Unlike conventional bread that uses commercial yeast to help it rise, sourdough uses the magic of natural yeast found in the air and fermented lactobacillus bacteria (the kind that are good for your gut health) to leaven the bread. This is your sourdough starter.
As it’s teaming with life – a teaspoonful of starter will have around 5 million yeast and 5 billion bacteria in it – you need to look after your starter once it gets going… and feed it like a pet to keep it alive.
It takes about 5-6 days to get a starter going, but once it’s on its way, it can go on for a very long time. Mine’s been on the go for two years at the time of writing, but other people have them that are up to 100 years old, passed down through families. The older a starter is, the deeper the flavour of the sourdough that is borne from it.
If you bake on a regular basis – say every two days – you may as well keep your starter out of the fridge and simply feed it* every time you use some. If you bake double quantities and do two loaves a week (you can freeze one), in between you can store it in the fridge which puts yeast and bacteria growth into slow motion. Simply take it out of the fridge two days beforehand and feed it* on both days.
Creating your first starter
What you need:
- A couple of jars that can hold around 900g/900ml of a liquid (double the size of your starter at its height)
- A digital kitchen scales
- Good quality strong white bread flour
- Water at around 20c (luke warm)
- A dough whisk, flat knife or fork
Simply put 50g of flour into your jar and 50g of water and give it a good stir to create a thick paste. Make sure there are no lumps (total 100g).
Don’t expect much to have happened. Your paste will look and smell like the kind of paste you get when making papier-mâché glue with kids. Add 50g of water and stir well, followed by 50g of flour (total 200g).
You might see some activity now. A few bubbles at the top of your paste or a slightly musty smell coming through. Add another 50g of water and stir well, followed by 50g of flour. Stir back to a thick paste making sure there are no lumps. Scrape down any flour on the sides (total 300g).
There should now be more activity and an even mustier smell. You may even see some rise marks on the side of the jar where the starter has risen a little and fallen back. Take a fresh jar and pour 200g of the starter into it, discard the rest. Then add 100g of water and stir well, followed by 100g of flour (total 400g).

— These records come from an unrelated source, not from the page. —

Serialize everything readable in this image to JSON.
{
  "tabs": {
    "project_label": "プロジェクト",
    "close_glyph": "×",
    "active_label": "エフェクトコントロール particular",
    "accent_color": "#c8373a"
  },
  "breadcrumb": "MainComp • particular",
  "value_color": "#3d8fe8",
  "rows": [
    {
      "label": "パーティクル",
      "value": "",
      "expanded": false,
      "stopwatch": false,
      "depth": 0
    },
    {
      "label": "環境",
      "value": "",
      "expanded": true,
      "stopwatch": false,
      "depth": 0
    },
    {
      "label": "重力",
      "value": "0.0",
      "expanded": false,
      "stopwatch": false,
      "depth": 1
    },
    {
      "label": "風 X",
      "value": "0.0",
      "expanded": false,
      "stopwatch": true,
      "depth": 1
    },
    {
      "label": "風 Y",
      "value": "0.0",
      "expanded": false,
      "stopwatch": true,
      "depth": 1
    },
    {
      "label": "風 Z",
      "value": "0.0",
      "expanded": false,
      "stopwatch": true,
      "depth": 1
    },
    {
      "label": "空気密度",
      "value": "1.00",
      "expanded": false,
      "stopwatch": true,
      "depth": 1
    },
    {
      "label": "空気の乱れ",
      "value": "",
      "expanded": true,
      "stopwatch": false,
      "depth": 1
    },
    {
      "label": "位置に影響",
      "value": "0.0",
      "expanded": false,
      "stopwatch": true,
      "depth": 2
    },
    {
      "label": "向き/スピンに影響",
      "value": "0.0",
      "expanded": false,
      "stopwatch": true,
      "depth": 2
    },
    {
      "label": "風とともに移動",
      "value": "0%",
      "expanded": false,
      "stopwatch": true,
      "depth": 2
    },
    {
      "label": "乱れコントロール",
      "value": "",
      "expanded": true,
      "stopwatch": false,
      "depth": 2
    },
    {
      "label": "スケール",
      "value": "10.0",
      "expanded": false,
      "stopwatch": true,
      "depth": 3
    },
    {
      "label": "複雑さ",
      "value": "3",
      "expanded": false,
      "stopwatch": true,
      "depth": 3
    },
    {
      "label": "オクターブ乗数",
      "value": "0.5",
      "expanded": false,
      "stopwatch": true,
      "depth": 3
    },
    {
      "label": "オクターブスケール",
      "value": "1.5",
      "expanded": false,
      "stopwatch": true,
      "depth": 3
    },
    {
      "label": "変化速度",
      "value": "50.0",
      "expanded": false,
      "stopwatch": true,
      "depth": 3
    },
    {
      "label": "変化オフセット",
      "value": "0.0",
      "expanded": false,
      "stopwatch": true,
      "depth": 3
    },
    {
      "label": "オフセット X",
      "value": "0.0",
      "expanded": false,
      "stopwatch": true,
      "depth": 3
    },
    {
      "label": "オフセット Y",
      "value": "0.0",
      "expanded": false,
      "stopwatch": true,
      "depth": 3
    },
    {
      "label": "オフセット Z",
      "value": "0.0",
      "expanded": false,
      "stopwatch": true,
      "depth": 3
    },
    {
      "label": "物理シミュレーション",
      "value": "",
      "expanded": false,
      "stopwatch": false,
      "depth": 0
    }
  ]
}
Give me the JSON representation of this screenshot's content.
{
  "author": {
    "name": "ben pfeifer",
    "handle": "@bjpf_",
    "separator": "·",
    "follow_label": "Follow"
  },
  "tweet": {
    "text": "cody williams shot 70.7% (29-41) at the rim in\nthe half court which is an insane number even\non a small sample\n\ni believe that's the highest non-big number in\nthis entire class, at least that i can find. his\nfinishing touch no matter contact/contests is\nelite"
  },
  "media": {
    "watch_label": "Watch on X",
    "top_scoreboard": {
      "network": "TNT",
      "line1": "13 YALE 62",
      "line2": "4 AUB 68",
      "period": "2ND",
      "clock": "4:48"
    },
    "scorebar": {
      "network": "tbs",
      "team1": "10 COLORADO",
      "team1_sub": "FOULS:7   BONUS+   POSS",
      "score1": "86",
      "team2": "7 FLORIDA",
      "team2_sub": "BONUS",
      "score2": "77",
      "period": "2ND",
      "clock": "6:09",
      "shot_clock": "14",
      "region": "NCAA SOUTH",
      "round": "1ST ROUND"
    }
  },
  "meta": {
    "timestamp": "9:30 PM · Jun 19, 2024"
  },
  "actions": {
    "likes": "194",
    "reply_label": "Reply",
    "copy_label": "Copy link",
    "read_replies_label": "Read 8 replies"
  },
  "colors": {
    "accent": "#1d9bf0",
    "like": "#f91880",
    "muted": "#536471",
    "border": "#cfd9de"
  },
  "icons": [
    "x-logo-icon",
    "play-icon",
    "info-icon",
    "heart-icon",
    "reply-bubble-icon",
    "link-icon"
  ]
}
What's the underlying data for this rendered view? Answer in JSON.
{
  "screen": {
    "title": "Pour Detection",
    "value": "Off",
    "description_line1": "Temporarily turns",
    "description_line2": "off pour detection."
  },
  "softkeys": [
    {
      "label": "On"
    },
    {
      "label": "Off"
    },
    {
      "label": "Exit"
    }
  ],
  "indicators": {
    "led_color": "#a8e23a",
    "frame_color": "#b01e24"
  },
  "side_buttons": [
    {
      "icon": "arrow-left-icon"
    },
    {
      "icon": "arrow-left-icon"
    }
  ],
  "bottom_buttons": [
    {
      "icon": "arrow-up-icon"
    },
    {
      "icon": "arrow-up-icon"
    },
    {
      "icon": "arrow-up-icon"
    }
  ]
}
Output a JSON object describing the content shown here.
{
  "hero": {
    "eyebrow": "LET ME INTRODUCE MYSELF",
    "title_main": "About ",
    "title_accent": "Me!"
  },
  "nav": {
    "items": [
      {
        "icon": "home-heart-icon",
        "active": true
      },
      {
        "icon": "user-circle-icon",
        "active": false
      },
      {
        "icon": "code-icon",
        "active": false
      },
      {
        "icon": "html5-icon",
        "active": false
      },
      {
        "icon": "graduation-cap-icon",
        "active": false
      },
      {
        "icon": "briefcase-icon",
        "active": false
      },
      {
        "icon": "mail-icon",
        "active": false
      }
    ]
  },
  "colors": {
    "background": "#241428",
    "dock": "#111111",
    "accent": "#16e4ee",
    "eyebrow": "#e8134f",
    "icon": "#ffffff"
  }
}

If your starter is playing nicely, it will be having a party now. There will be more bubbles as the yeast and bacteria multiply and you will get a strong fermented smell coming through. Grab a clean jar, pour in 250g of starter and add 125g of water and stir it up. Then add in 125g of flour and stir back to your thick paste (total 500g). Place the starter on a small plate – sometimes activity can go through the roof here and you want to catch any drops that push out over the jar.
Time to bake?
If your starter raises up to 50% higher than when you left it, it is ready to use in baking. Try and catch it at the top of the rise, when it is springy, spongy and has lots of air bubbles in it. If this does not happen, repeat Day 5 for up to 2-3 more days. If you see no activity, something has happened (perhaps the starter got contaminated) – this is extremely rare but you might have to start again.